Add: Before the season, I was asked which Chicago closer I'd rather own: Carlos Marmol or Bobby Jenks. I said neither. I was half right. Marmol has been a revelation, but Jenks is Jenks. He's a human high-wire act who often is his own worst enemy. At the moment, the White Sox seem to be ready to employ a closer-by-committee, which means both Matt Thornton and J.J. Putz may be worth adding. Each is owned in between 12 and 18 percent of leagues, and each is pitching quite a lot better than Jenks (who pitched in a non-save situation Sunday). The Chad Qualls mess in Arizona has Diamondbacks interim manager Kirk Gibson scratching his head, and thinking about any number of guys. Aaron Heilman was pitching well until he actually started closing, and then he spit the bit. So Juan Gutierrez may be worth a speculative add. He's owned in just 3.3 percent of leagues, and posted Arizona's most recent save, last Tuesday.

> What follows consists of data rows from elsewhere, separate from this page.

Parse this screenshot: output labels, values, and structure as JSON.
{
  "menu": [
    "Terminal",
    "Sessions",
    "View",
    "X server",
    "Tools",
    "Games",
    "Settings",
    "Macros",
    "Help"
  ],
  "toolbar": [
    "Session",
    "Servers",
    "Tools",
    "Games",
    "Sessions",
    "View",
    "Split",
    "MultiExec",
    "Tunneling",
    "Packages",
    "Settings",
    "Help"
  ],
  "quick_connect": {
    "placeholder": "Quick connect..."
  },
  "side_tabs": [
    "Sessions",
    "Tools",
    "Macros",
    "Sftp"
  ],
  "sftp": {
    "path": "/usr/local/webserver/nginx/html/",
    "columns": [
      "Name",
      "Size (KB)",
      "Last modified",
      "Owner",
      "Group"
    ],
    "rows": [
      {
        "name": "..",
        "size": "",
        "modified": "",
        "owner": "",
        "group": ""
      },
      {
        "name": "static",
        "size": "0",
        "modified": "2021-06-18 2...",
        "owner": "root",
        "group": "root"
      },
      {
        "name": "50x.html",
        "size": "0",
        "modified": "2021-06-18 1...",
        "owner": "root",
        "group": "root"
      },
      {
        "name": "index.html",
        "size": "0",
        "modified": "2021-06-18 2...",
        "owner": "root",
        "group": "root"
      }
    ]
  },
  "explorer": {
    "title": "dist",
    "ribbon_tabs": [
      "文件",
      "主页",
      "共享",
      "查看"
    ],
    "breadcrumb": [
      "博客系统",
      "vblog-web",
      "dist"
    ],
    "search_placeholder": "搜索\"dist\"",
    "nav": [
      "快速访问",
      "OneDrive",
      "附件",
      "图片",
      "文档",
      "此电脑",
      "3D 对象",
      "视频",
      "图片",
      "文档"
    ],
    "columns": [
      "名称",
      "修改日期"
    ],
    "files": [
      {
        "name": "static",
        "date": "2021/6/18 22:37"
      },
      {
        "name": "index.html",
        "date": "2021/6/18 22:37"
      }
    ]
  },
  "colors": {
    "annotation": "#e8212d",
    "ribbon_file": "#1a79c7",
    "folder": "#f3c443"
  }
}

Christopher Harris is a fantasy analyst for ESPN.com. He is a six-time Fantasy Sports Writing Association award winner. You can ask him questions at www.facebook.com/writerboy and follow him at www.twitter.com/thewriterboy.